Sacha Baron Cohen’s up to his usual bag of tricks, although this time his comedy features none of the “Guerilla style” shock value that made Borat and Brüno so notorious. When he is bringing his A-Game, Cohen’s characters provide hilarious social commentary on ignorance and ethnocentric behavior. For what it’s worth, he occasionally hits these highs in The Dictator. One highlight of this is a moment where Aladeen and one of his followers have a loud discussion in their native language about their favorite automobile, the Porsche 9-11, while flying into New York… surrounded by paranoid tourists.
While not without moments of hilarity, The Dictator is a textbook example of the rule of diminishing returns. While they have different names and backstories, all three of his big-screen comedic characters are slight modifications of the same hateful bastard. And without attempting to present any significantly new or original approach to his comedy The Dictator just feels like more of the same, minus the endearing ignorance of Borat. This same problem plagued Brüno as well, but is even more pronounced this time around. This is putting Cohen dangerously close to assembly-line filmmaking.
A far better example
Aside from the problems of familiarity, the pacing of the comedy feels off. In an effort to provide exposition there are lengthy moments in the film that go without jokes. Aladeen, like Brüno and Borat before him, seem to work best when the story works as a bridge between humorous vignettes. This is because, they are less “characters” and more “caricatures”, lacking the depth that a dramatic story can support. Hugo proved that Sacha Cohen is capable of building complex and interesting characters, but this isn’t one of them.
For all of the promise that the film provides at delivering humor at the expense of evil dictators, fairly early on Aladeen is cast out of his role of power, which kind of makes the trailer campaign feel like false advertising.
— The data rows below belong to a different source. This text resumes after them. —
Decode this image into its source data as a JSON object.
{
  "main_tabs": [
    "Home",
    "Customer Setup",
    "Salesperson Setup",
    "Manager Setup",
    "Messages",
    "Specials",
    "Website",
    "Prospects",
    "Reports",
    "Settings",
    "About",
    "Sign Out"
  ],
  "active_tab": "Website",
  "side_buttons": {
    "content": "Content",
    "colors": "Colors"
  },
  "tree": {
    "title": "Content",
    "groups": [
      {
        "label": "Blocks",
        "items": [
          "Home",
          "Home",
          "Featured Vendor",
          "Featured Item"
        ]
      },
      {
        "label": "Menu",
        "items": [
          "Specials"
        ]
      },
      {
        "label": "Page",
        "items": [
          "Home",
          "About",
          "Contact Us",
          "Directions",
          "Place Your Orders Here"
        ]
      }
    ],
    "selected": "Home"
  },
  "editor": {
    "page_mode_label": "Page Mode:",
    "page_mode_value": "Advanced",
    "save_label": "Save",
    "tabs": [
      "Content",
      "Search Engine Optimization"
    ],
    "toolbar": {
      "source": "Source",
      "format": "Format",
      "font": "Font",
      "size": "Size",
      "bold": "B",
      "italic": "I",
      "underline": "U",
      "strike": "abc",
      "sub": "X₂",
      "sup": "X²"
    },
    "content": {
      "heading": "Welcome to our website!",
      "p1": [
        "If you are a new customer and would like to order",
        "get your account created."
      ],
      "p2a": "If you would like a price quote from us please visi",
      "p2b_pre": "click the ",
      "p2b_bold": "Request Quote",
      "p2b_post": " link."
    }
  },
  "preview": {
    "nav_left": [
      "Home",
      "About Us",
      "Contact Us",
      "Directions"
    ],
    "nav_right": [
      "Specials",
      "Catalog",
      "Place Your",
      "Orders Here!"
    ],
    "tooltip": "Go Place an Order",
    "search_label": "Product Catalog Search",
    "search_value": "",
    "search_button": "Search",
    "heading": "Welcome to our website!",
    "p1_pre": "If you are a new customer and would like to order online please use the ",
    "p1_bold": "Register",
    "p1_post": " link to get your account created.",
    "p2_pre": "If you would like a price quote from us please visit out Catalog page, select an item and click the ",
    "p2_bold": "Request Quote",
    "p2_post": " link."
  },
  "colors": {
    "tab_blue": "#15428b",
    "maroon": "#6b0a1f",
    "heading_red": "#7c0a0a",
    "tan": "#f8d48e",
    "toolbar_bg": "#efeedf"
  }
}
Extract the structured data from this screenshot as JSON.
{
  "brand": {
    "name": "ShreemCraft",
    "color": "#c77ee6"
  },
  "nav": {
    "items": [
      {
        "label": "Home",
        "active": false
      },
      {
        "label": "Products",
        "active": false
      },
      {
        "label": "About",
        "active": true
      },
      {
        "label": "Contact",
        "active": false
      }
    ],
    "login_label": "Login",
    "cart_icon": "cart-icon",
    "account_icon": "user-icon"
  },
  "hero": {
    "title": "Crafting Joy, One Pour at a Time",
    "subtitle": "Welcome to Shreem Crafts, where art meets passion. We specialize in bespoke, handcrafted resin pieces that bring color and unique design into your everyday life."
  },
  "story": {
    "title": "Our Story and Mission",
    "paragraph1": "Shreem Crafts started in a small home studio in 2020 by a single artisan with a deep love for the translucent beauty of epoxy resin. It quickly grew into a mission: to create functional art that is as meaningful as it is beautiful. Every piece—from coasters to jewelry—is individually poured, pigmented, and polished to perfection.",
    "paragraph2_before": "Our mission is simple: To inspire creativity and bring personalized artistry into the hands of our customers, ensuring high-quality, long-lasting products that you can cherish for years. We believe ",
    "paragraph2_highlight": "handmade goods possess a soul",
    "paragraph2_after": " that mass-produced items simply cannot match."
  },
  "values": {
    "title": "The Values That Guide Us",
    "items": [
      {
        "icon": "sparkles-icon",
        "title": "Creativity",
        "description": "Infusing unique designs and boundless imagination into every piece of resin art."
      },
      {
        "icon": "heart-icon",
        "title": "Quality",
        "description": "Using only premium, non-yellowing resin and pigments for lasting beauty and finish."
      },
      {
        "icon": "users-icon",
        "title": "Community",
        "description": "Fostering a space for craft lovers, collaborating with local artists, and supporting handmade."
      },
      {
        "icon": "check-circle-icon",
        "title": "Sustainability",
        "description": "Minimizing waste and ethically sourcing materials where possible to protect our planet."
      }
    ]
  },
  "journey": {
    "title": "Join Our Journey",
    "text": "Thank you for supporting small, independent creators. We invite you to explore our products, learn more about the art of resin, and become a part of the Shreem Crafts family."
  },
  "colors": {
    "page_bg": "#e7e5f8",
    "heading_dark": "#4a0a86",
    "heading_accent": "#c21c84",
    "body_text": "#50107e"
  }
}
While some of these fish out of water moments work, they feel out of place in a movie that was being promoted as a parody of Megalomania.
This never happens in the movie, and should have.
A problematic, ultimately mediocre comedy, with enough great moments to make it a rental.
Bonus Drinking Game
Take a Drink: whenever Aladeen’s name is used in place of a real word
Take a Drink: for every joke about Anna Faris’ mannishness
Drink a Shot: for every anti-Semitic joke, or whenever he refers to black people as “Sub-Saharans”